◆ WHAT THE TASK REQUIRES ◆
Report every line below that carries the word "Build".

:: LISTED ENTRIES ::

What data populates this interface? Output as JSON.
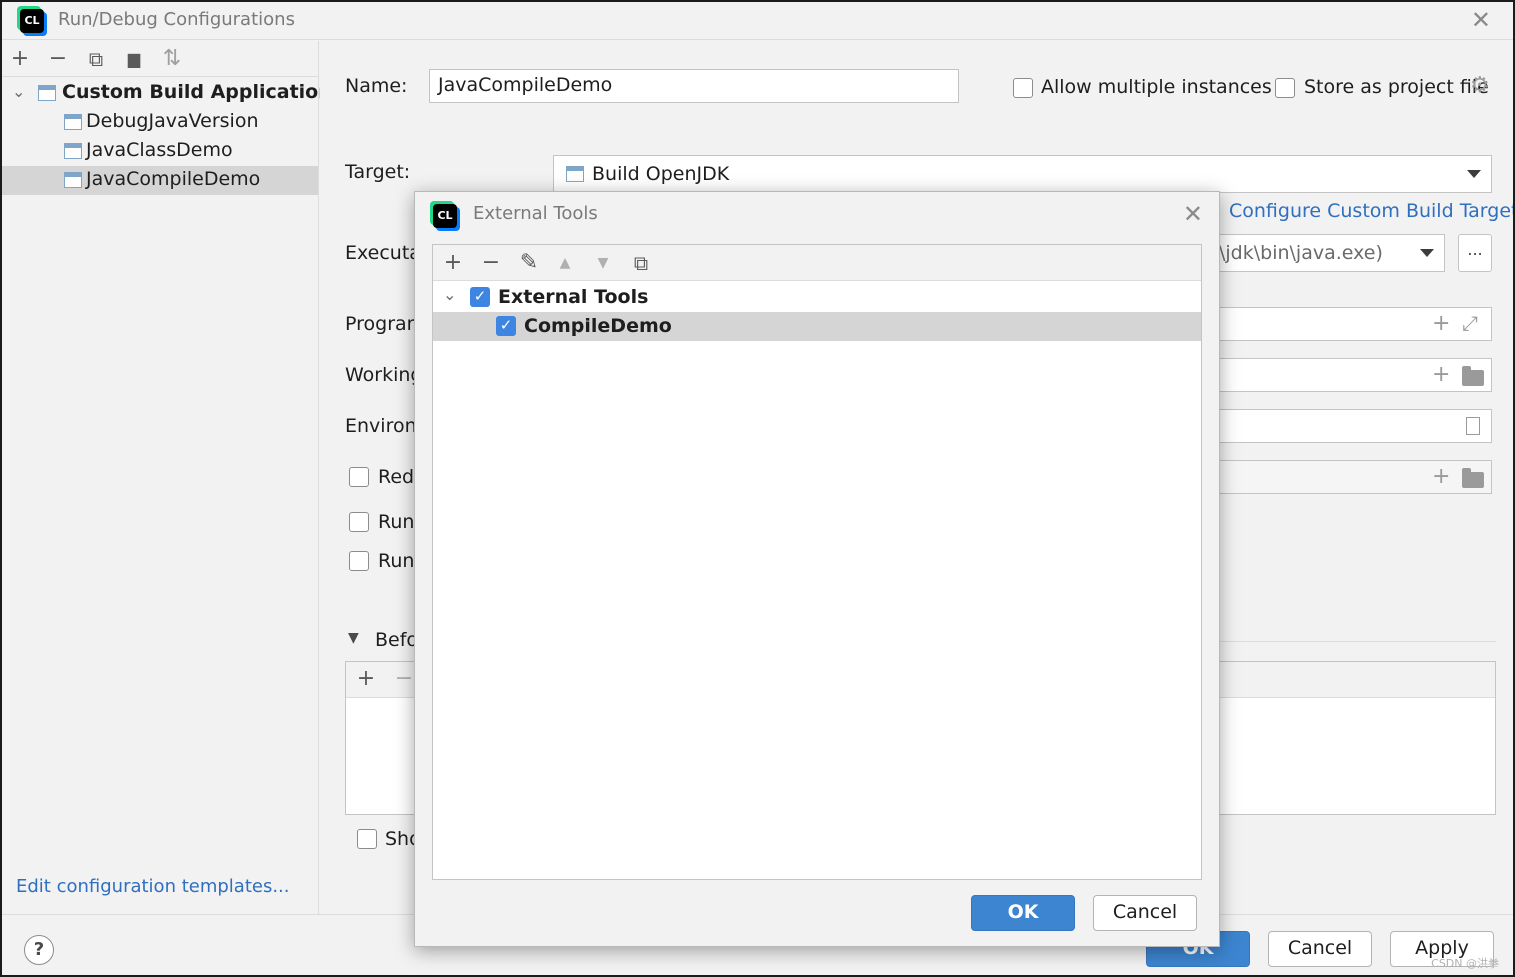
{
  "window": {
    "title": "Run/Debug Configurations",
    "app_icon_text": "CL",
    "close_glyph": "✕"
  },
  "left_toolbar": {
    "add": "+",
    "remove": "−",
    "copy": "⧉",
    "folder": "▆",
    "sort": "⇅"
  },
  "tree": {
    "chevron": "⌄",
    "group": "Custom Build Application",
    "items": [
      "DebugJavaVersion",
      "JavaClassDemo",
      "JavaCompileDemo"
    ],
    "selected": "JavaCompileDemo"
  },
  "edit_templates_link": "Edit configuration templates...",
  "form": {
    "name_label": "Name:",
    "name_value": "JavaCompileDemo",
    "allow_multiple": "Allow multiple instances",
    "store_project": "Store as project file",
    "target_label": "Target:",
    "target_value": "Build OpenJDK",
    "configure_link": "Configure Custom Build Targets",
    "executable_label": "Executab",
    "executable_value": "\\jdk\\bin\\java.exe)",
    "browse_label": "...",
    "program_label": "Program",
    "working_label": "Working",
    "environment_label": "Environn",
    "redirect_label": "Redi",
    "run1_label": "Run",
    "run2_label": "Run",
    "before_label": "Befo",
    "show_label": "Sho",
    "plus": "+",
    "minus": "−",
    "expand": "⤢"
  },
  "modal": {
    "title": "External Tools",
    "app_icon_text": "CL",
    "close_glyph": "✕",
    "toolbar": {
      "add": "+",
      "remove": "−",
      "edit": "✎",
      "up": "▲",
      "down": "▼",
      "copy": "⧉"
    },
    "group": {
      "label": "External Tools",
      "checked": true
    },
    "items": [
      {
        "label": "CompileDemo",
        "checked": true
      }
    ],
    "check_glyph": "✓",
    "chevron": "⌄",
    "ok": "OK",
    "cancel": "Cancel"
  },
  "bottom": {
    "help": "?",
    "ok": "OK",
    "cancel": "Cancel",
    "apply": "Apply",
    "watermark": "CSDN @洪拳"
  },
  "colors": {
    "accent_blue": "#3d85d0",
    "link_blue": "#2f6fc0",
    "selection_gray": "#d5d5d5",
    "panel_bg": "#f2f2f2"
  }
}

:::
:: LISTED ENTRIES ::

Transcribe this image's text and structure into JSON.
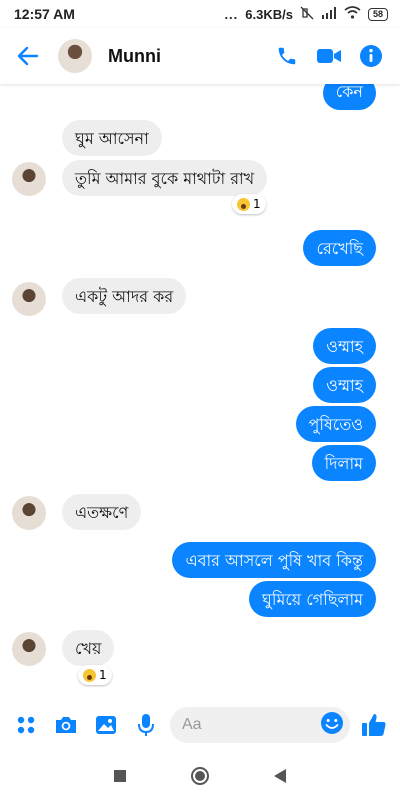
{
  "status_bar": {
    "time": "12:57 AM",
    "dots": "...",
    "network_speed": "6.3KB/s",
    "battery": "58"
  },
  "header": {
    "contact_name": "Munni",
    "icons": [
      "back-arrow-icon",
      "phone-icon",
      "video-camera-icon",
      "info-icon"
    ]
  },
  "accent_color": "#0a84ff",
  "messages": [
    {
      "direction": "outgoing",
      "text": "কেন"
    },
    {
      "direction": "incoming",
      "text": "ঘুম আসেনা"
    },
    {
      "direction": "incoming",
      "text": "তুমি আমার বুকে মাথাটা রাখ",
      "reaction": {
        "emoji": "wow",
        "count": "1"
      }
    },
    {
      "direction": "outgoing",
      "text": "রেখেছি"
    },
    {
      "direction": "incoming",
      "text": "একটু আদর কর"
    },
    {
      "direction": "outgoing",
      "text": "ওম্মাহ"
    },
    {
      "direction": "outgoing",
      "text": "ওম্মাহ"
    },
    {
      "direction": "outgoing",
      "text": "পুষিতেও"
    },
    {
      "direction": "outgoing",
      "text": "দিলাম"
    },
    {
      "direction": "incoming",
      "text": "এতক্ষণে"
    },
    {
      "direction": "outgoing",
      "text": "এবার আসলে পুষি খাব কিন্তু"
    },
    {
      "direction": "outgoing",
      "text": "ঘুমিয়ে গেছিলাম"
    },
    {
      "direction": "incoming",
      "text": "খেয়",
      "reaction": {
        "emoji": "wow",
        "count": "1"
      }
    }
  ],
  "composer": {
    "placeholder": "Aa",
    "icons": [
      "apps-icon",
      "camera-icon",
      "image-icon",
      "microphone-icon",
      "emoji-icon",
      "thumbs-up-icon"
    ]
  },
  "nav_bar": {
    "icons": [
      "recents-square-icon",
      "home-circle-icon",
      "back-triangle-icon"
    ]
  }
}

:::

◆ ANSWER TO THIS EXERCISE ◆
    "group": "Custom Build Application",
    "target_value": "Build OpenJDK",
    "configure_link": "Configure Custom Build Targets",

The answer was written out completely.